Two weeks ago we tunneled through the world of dynamic headphones, which are the type that produce sound in the same way that your home speakers do — with a cone moving back and forth in front of a big magnet.
This week we're going to do a fly-by of what's currently the hottest and, in my opinion, the best sounding method of producing sound on either side of your ears. Planar magnetic headphones have been blowing up recently, and for good reason.
But before diving into the benefits, let's examine how planar magnetic headphones work.
Most headphones in the world are dynamic, and operate by the magnet pushing the cone forward and backward to make sound waves. Well, there are some science-y problems inherent in that method of sound reproduction. The dynamic design isn't perfect, and designers have sought other solutions for better sound quality.
Planar magnetics is all in the name. Instead of a cone, what makes the sound is a very thin membrane (the plane) that is suspended between two grids of flat magnets. Picture a magnet sandwich, with a little mylar sheet in the middle, and none of the pieces touching each other.
How the thin sheet moves is the real meat to the planar design. Copper traces are etched all over the mylar, in usually brand-specific patterns.
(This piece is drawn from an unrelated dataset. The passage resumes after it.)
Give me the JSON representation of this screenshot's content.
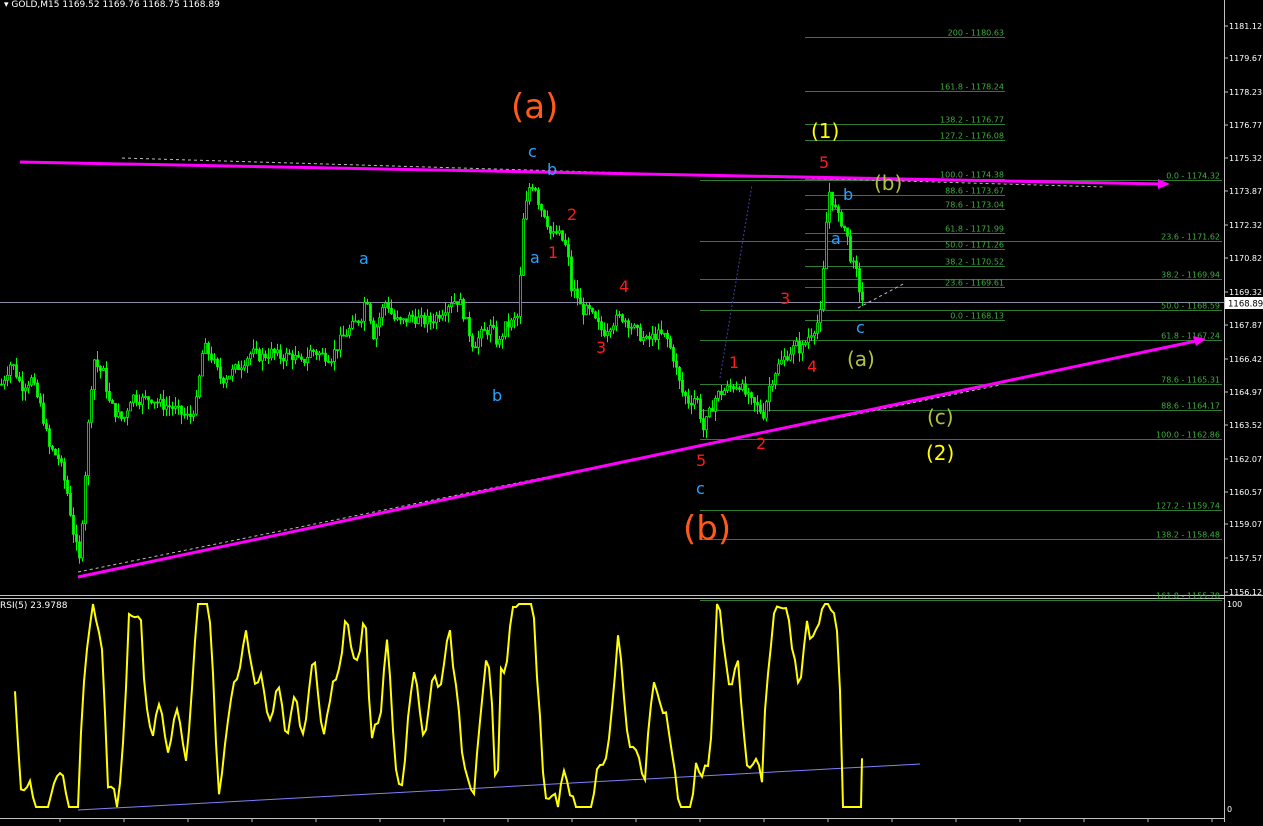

How the patterns are shaped makes a difference in how it sounds, I suppose, but the key here is that the electrical audio signal is fed over the copper. Electrically charged wire suspended between static magnets turns the whole thing into an electromagnet, of sorts.
Since the magnet "bread slices" don't move, the copper-etched mylar sheet has no choice but to move away from and toward the magnets when electricity is applied. It's not like we're attaching a battery to it — if we did the mylar plane would just shove to one side and stay there. No, music via electricity is a fast, wildly varying creature, with lots of back-and-forth pulses all crammed together in the signal.
So our mighty little planar friend literally vibrates to the music, and it does that so well that in many ways the sound coming from it surpasses what you can get from all but the finest dynamic drivers.
A large reason planars are better is that the entire moving assembly is a fraction of the physical weight of the dynamic driver. Thus, it can blast better and respond quicker than its coned brethren. This rapid acceleration also aids in delivering an incredibly wide frequency response, which means planar magnetic headphones can give you deeper bass and more crystalline highs than dear old dynamic.
Next week we'll look at some budget planar 'phones, and start digging into the topic of headphone amps.
I'm running out of space but I wanted to tip the cap to Elaquent, whom I just discovered on Spotify. If you like Flying Lotus and Royksopp, you might really love this guy. Tons of albums, all excellent.
Read more Taylor: coloradodaily.com/columnists.